**Required work:**
Set all the entries down again, unaltered.

**Excerpted data:**
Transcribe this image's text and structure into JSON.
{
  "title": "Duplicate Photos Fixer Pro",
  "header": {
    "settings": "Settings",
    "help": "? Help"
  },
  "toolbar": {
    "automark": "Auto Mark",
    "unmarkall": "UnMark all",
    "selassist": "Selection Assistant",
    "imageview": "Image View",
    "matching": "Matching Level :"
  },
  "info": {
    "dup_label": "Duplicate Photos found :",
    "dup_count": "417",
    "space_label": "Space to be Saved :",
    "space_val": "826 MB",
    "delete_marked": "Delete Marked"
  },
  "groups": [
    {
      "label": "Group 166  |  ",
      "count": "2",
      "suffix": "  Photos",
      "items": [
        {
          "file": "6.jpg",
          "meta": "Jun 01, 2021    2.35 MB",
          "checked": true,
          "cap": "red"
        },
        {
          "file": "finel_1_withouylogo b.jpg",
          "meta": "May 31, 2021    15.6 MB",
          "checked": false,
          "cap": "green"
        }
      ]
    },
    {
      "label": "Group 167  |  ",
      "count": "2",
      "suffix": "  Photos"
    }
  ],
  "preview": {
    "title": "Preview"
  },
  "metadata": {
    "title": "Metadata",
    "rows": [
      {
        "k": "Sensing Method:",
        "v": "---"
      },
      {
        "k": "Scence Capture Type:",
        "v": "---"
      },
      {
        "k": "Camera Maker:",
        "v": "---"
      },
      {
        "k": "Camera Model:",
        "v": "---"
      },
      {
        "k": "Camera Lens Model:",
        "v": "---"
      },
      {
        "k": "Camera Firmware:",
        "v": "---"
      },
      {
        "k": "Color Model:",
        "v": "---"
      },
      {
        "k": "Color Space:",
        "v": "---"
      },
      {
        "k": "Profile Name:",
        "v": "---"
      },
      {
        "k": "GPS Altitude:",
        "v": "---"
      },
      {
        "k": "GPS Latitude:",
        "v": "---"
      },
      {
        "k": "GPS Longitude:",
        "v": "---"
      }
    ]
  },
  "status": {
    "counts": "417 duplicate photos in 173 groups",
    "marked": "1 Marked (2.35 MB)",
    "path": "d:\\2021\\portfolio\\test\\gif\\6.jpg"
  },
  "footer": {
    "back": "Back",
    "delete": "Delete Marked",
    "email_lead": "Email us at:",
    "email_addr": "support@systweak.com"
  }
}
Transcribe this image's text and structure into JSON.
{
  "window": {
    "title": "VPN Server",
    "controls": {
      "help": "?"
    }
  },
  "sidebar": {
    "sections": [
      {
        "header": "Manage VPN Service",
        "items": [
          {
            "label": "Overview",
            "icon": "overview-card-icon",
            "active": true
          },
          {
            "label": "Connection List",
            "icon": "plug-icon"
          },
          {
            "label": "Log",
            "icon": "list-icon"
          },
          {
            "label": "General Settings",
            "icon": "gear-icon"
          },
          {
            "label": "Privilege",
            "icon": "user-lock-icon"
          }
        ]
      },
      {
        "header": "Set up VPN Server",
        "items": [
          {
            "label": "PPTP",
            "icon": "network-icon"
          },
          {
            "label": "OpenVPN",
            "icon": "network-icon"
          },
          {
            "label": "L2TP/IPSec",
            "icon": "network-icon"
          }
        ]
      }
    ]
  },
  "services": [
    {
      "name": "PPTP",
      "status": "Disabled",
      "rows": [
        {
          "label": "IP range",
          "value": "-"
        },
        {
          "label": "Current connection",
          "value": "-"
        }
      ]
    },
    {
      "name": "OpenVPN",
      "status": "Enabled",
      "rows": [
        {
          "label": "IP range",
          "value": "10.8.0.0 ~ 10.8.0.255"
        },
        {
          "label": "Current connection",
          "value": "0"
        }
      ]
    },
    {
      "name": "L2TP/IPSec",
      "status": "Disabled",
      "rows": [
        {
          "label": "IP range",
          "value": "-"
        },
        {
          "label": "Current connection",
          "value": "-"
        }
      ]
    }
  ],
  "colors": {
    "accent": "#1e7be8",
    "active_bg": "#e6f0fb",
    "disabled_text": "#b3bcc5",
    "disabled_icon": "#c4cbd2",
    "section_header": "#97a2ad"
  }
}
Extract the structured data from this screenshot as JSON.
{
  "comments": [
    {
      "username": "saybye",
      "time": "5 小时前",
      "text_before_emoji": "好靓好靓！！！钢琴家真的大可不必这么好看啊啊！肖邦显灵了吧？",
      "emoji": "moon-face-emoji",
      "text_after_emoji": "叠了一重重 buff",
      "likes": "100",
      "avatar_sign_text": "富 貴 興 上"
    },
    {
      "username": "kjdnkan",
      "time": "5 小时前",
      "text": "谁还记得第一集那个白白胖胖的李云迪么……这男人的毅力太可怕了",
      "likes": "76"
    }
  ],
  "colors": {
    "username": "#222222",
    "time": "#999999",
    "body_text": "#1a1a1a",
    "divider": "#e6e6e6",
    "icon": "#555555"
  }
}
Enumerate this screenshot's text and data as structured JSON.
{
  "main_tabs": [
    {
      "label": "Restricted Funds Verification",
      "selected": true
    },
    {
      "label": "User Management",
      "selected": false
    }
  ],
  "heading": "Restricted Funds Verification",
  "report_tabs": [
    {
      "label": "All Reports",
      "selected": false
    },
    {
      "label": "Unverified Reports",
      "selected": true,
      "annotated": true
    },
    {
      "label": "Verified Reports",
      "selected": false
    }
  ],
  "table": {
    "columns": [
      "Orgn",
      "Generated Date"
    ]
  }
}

**Expected answer:**
Transcribe this image's text and structure into JSON.
{
  "title": "Duplicate Photos Fixer Pro",
  "header": {
    "settings": "Settings",
    "help": "? Help"
  },
  "toolbar": {
    "automark": "Auto Mark",
    "unmarkall": "UnMark all",
    "selassist": "Selection Assistant",
    "imageview": "Image View",
    "matching": "Matching Level :"
  },
  "info": {
    "dup_label": "Duplicate Photos found :",
    "dup_count": "417",
    "space_label": "Space to be Saved :",
    "space_val": "826 MB",
    "delete_marked": "Delete Marked"
  },
  "groups": [
    {
      "label": "Group 166  |  ",
      "count": "2",
      "suffix": "  Photos",
      "items": [
        {
          "file": "6.jpg",
          "meta": "Jun 01, 2021    2.35 MB",
          "checked": true,
          "cap": "red"
        },
        {
          "file": "finel_1_withouylogo b.jpg",
          "meta": "May 31, 2021    15.6 MB",
          "checked": false,
          "cap": "green"
        }
      ]
    },
    {
      "label": "Group 167  |  ",
      "count": "2",
      "suffix": "  Photos"
    }
  ],
  "preview": {
    "title": "Preview"
  },
  "metadata": {
    "title": "Metadata",
    "rows": [
      {
        "k": "Sensing Method:",
        "v": "---"
      },
      {
        "k": "Scence Capture Type:",
        "v": "---"
      },
      {
        "k": "Camera Maker:",
        "v": "---"
      },
      {
        "k": "Camera Model:",
        "v": "---"
      },
      {
        "k": "Camera Lens Model:",
        "v": "---"
      },
      {
        "k": "Camera Firmware:",
        "v": "---"
      },
      {
        "k": "Color Model:",
        "v": "---"
      },
      {
        "k": "Color Space:",
        "v": "---"
      },
      {
        "k": "Profile Name:",
        "v": "---"
      },
      {
        "k": "GPS Altitude:",
        "v": "---"
      },
      {
        "k": "GPS Latitude:",
        "v": "---"
      },
      {
        "k": "GPS Longitude:",
        "v": "---"
      }
    ]
  },
  "status": {
    "counts": "417 duplicate photos in 173 groups",
    "marked": "1 Marked (2.35 MB)",
    "path": "d:\\2021\\portfolio\\test\\gif\\6.jpg"
  },
  "footer": {
    "back": "Back",
    "delete": "Delete Marked",
    "email_lead": "Email us at:",
    "email_addr": "support@systweak.com"
  }
}
Transcribe this image's text and structure into JSON.
{
  "window": {
    "title": "VPN Server",
    "controls": {
      "help": "?"
    }
  },
  "sidebar": {
    "sections": [
      {
        "header": "Manage VPN Service",
        "items": [
          {
            "label": "Overview",
            "icon": "overview-card-icon",
            "active": true
          },
          {
            "label": "Connection List",
            "icon": "plug-icon"
          },
          {
            "label": "Log",
            "icon": "list-icon"
          },
          {
            "label": "General Settings",
            "icon": "gear-icon"
          },
          {
            "label": "Privilege",
            "icon": "user-lock-icon"
          }
        ]
      },
      {
        "header": "Set up VPN Server",
        "items": [
          {
            "label": "PPTP",
            "icon": "network-icon"
          },
          {
            "label": "OpenVPN",
            "icon": "network-icon"
          },
          {
            "label": "L2TP/IPSec",
            "icon": "network-icon"
          }
        ]
      }
    ]
  },
  "services": [
    {
      "name": "PPTP",
      "status": "Disabled",
      "rows": [
        {
          "label": "IP range",
          "value": "-"
        },
        {
          "label": "Current connection",
          "value": "-"
        }
      ]
    },
    {
      "name": "OpenVPN",
      "status": "Enabled",
      "rows": [
        {
          "label": "IP range",
          "value": "10.8.0.0 ~ 10.8.0.255"
        },
        {
          "label": "Current connection",
          "value": "0"
        }
      ]
    },
    {
      "name": "L2TP/IPSec",
      "status": "Disabled",
      "rows": [
        {
          "label": "IP range",
          "value": "-"
        },
        {
          "label": "Current connection",
          "value": "-"
        }
      ]
    }
  ],
  "colors": {
    "accent": "#1e7be8",
    "active_bg": "#e6f0fb",
    "disabled_text": "#b3bcc5",
    "disabled_icon": "#c4cbd2",
    "section_header": "#97a2ad"
  }
}
Extract the structured data from this screenshot as JSON.
{
  "comments": [
    {
      "username": "saybye",
      "time": "5 小时前",
      "text_before_emoji": "好靓好靓！！！钢琴家真的大可不必这么好看啊啊！肖邦显灵了吧？",
      "emoji": "moon-face-emoji",
      "text_after_emoji": "叠了一重重 buff",
      "likes": "100",
      "avatar_sign_text": "富 貴 興 上"
    },
    {
      "username": "kjdnkan",
      "time": "5 小时前",
      "text": "谁还记得第一集那个白白胖胖的李云迪么……这男人的毅力太可怕了",
      "likes": "76"
    }
  ],
  "colors": {
    "username": "#222222",
    "time": "#999999",
    "body_text": "#1a1a1a",
    "divider": "#e6e6e6",
    "icon": "#555555"
  }
}
Enumerate this screenshot's text and data as structured JSON.
{
  "main_tabs": [
    {
      "label": "Restricted Funds Verification",
      "selected": true
    },
    {
      "label": "User Management",
      "selected": false
    }
  ],
  "heading": "Restricted Funds Verification",
  "report_tabs": [
    {
      "label": "All Reports",
      "selected": false
    },
    {
      "label": "Unverified Reports",
      "selected": true,
      "annotated": true
    },
    {
      "label": "Verified Reports",
      "selected": false
    }
  ],
  "table": {
    "columns": [
      "Orgn",
      "Generated Date"
    ]
  }
}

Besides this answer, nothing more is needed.